- DIRECTIONS
Write out the records that follow exactly. Do not include pictures.

- AVAILABLE DATA
※
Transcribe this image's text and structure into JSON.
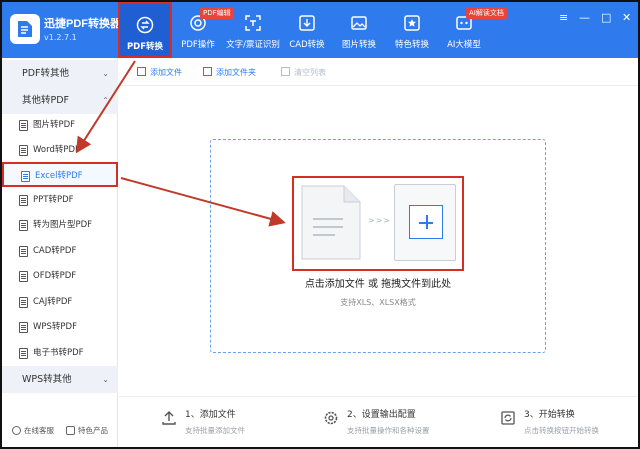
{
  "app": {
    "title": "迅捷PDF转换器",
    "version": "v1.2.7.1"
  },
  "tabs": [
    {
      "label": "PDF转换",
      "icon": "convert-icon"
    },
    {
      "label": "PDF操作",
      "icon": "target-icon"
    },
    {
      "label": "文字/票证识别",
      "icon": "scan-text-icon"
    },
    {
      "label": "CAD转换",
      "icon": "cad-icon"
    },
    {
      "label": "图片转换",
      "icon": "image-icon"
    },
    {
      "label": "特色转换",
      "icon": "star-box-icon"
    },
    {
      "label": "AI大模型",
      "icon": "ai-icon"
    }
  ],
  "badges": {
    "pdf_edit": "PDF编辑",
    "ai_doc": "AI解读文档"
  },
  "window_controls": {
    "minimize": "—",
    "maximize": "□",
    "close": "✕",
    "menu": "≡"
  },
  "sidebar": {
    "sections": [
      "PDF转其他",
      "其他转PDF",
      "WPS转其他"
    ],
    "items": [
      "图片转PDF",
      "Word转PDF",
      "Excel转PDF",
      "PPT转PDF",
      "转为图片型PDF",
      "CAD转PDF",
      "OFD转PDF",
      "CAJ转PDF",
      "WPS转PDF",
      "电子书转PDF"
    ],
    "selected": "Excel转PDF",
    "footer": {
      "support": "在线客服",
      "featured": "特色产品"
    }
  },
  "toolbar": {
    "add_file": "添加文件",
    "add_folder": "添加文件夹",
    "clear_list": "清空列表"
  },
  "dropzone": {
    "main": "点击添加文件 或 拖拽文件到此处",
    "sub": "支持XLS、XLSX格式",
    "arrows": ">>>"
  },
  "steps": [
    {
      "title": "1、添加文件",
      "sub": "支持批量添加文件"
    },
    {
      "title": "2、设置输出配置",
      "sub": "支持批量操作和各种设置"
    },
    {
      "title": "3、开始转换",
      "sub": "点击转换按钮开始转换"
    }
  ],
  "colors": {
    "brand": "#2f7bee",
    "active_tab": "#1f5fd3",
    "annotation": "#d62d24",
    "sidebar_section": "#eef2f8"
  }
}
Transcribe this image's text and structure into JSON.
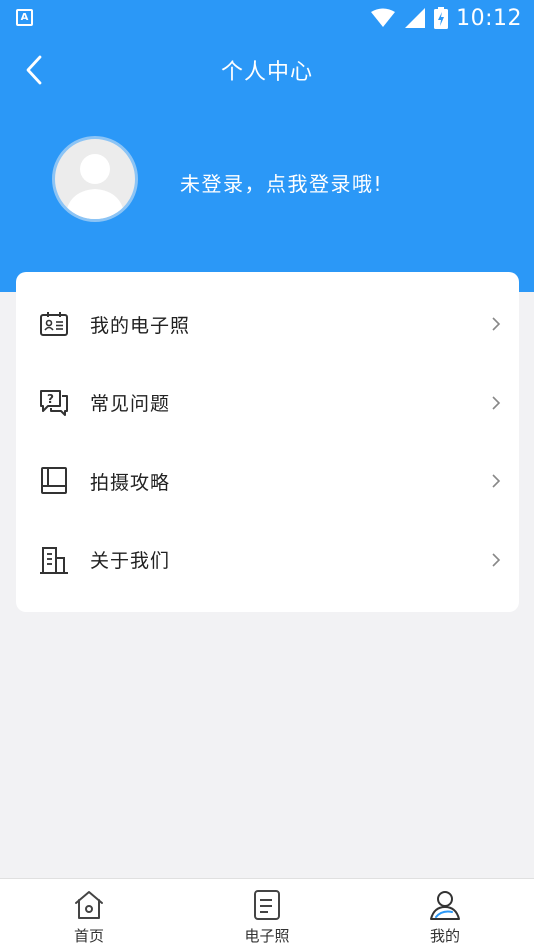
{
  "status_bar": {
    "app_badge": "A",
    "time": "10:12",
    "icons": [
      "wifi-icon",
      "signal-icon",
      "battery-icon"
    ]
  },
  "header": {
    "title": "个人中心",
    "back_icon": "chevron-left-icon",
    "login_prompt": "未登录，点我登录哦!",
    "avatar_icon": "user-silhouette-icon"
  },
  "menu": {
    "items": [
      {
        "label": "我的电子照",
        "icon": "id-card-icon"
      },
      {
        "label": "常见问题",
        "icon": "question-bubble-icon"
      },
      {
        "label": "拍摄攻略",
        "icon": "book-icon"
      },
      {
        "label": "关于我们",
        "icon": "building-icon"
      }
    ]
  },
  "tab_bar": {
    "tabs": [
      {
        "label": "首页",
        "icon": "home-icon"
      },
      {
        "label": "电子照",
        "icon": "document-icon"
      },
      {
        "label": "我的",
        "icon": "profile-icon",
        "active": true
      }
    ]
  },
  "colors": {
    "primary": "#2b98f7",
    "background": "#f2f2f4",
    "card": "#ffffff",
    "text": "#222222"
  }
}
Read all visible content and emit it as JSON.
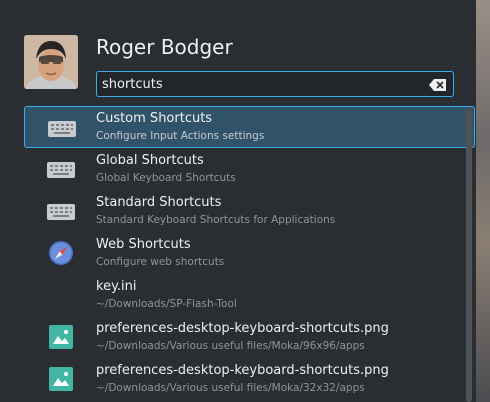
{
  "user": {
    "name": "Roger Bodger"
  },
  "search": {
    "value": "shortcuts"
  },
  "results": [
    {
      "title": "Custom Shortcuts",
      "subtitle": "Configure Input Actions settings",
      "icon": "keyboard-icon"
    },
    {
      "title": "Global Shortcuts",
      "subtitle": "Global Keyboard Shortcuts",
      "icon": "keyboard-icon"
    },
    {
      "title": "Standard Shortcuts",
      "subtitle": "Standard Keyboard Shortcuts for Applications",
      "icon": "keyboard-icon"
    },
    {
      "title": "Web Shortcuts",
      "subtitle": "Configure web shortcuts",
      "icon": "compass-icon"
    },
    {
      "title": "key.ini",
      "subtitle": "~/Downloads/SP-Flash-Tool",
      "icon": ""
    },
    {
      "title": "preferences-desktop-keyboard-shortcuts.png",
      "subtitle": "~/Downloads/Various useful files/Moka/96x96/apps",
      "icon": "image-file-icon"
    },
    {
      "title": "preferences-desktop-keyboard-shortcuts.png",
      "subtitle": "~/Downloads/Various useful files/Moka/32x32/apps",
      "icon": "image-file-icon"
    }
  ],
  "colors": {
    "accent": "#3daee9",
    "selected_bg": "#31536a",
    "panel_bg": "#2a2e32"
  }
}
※
- SOLUTION
Transcribe this image's text and structure into JSON.
{
  "app": {
    "title": "迅捷PDF转换器",
    "version": "v1.2.7.1"
  },
  "tabs": [
    {
      "label": "PDF转换",
      "icon": "convert-icon"
    },
    {
      "label": "PDF操作",
      "icon": "target-icon"
    },
    {
      "label": "文字/票证识别",
      "icon": "scan-text-icon"
    },
    {
      "label": "CAD转换",
      "icon": "cad-icon"
    },
    {
      "label": "图片转换",
      "icon": "image-icon"
    },
    {
      "label": "特色转换",
      "icon": "star-box-icon"
    },
    {
      "label": "AI大模型",
      "icon": "ai-icon"
    }
  ],
  "badges": {
    "pdf_edit": "PDF编辑",
    "ai_doc": "AI解读文档"
  },
  "window_controls": {
    "minimize": "—",
    "maximize": "□",
    "close": "✕",
    "menu": "≡"
  },
  "sidebar": {
    "sections": [
      "PDF转其他",
      "其他转PDF",
      "WPS转其他"
    ],
    "items": [
      "图片转PDF",
      "Word转PDF",
      "Excel转PDF",
      "PPT转PDF",
      "转为图片型PDF",
      "CAD转PDF",
      "OFD转PDF",
      "CAJ转PDF",
      "WPS转PDF",
      "电子书转PDF"
    ],
    "selected": "Excel转PDF",
    "footer": {
      "support": "在线客服",
      "featured": "特色产品"
    }
  },
  "toolbar": {
    "add_file": "添加文件",
    "add_folder": "添加文件夹",
    "clear_list": "清空列表"
  },
  "dropzone": {
    "main": "点击添加文件 或 拖拽文件到此处",
    "sub": "支持XLS、XLSX格式",
    "arrows": ">>>"
  },
  "steps": [
    {
      "title": "1、添加文件",
      "sub": "支持批量添加文件"
    },
    {
      "title": "2、设置输出配置",
      "sub": "支持批量操作和各种设置"
    },
    {
      "title": "3、开始转换",
      "sub": "点击转换按钮开始转换"
    }
  ],
  "colors": {
    "brand": "#2f7bee",
    "active_tab": "#1f5fd3",
    "annotation": "#d62d24",
    "sidebar_section": "#eef2f8"
  }
}
Transcribe this image's text and structure into JSON.
{
  "status_bar": {
    "app_badge": "A",
    "time": "10:12",
    "icons": [
      "wifi-icon",
      "signal-icon",
      "battery-icon"
    ]
  },
  "header": {
    "title": "个人中心",
    "back_icon": "chevron-left-icon",
    "login_prompt": "未登录，点我登录哦!",
    "avatar_icon": "user-silhouette-icon"
  },
  "menu": {
    "items": [
      {
        "label": "我的电子照",
        "icon": "id-card-icon"
      },
      {
        "label": "常见问题",
        "icon": "question-bubble-icon"
      },
      {
        "label": "拍摄攻略",
        "icon": "book-icon"
      },
      {
        "label": "关于我们",
        "icon": "building-icon"
      }
    ]
  },
  "tab_bar": {
    "tabs": [
      {
        "label": "首页",
        "icon": "home-icon"
      },
      {
        "label": "电子照",
        "icon": "document-icon"
      },
      {
        "label": "我的",
        "icon": "profile-icon",
        "active": true
      }
    ]
  },
  "colors": {
    "primary": "#2b98f7",
    "background": "#f2f2f4",
    "card": "#ffffff",
    "text": "#222222"
  }
}
Read all visible content and emit it as JSON.
{
  "user": {
    "name": "Roger Bodger"
  },
  "search": {
    "value": "shortcuts"
  },
  "results": [
    {
      "title": "Custom Shortcuts",
      "subtitle": "Configure Input Actions settings",
      "icon": "keyboard-icon"
    },
    {
      "title": "Global Shortcuts",
      "subtitle": "Global Keyboard Shortcuts",
      "icon": "keyboard-icon"
    },
    {
      "title": "Standard Shortcuts",
      "subtitle": "Standard Keyboard Shortcuts for Applications",
      "icon": "keyboard-icon"
    },
    {
      "title": "Web Shortcuts",
      "subtitle": "Configure web shortcuts",
      "icon": "compass-icon"
    },
    {
      "title": "key.ini",
      "subtitle": "~/Downloads/SP-Flash-Tool",
      "icon": ""
    },
    {
      "title": "preferences-desktop-keyboard-shortcuts.png",
      "subtitle": "~/Downloads/Various useful files/Moka/96x96/apps",
      "icon": "image-file-icon"
    },
    {
      "title": "preferences-desktop-keyboard-shortcuts.png",
      "subtitle": "~/Downloads/Various useful files/Moka/32x32/apps",
      "icon": "image-file-icon"
    }
  ],
  "colors": {
    "accent": "#3daee9",
    "selected_bg": "#31536a",
    "panel_bg": "#2a2e32"
  }
}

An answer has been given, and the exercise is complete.